"I know a girl whose cancer was found at stage III," says Applegate. "She'd gone in a year earlier feeling a lump, and the doctor told her it was probably just a calcium deposit and did no tests. If she'd had it taken out then, maybe it would have been a stage I cancer. Now it's in her lymph nodes, and she's dealing with a much worse situation."
Many young women involved in the Young Survival Coalition, an organization for young women with breast cancer, report similar experiences -- finding a lump or another suspicious change in their breast and being told by doctors that they're "too young for breast cancer."
Cancer has changed Applegate's life in many ways. She's become much more vigilant about her health in general. She has adopted a macrobiotic diet that she says offers her the reassurance that everything she's putting in her body is as healthy as possible.
She's also done her best to wipe stress from her life. "The second I was diagnosed, this house became a stress-free zone. There's no bull**** in my house -- I don't allow it here," she says. "I changed my bedroom over and cleaned out a lot of unnecessary things to make the environment clean, calm, and clutter-free so I could wake up in a sanctuary. It's been good for my mind and my spirit."
Perhaps not surprisingly for the star of Fox's long-running Married ... With Children and films like Anchorman: The Legend of Ron Burgundy, as well as in the new Farrelly brothers comedy, Hall Pass, with Owen Wilson, opening in February 2011, Applegate's best weapon in battling cancer has been humor.
"I laughed more during my surgery and during the time afterward than I ever had in my life," Applegate says. "There are so many funny things in a hospital, really, you just have to laugh. You know, I had a catheter when I was in the hospital after my mastectomy, and I always thought it was funny that the people who came to visit me were sitting right next to my bathroom. I'd look at them and say, ‘I'm going. Right now. How's that make you feel?'"

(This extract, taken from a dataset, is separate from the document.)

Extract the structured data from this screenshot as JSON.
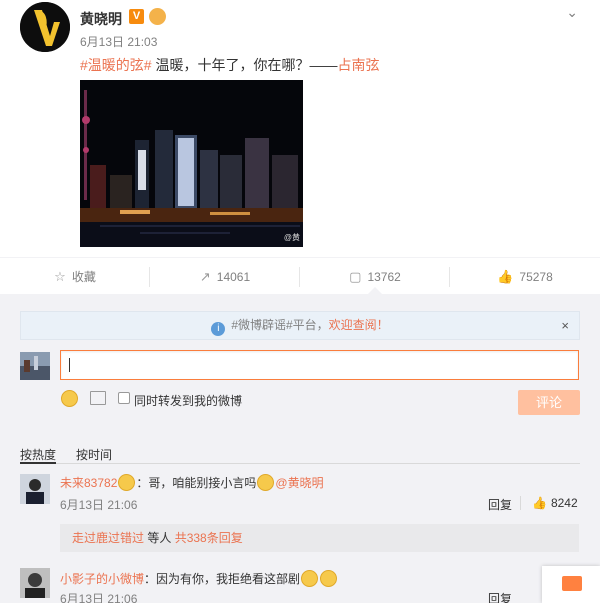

But comedian though Applegate is, the journey hasn't all been laughter. "Having a mastectomy is an amputation," she says. "A lot of doctors will tell you that you'll look so much better -- your breasts will be higher up or prettier or perkier, and maybe that's true. But they're not going to be the same as what you had. Your body and your emotions and your soul and your spirit are all going through an amputation. I wasn't as prepared as I thought I was for that aspect."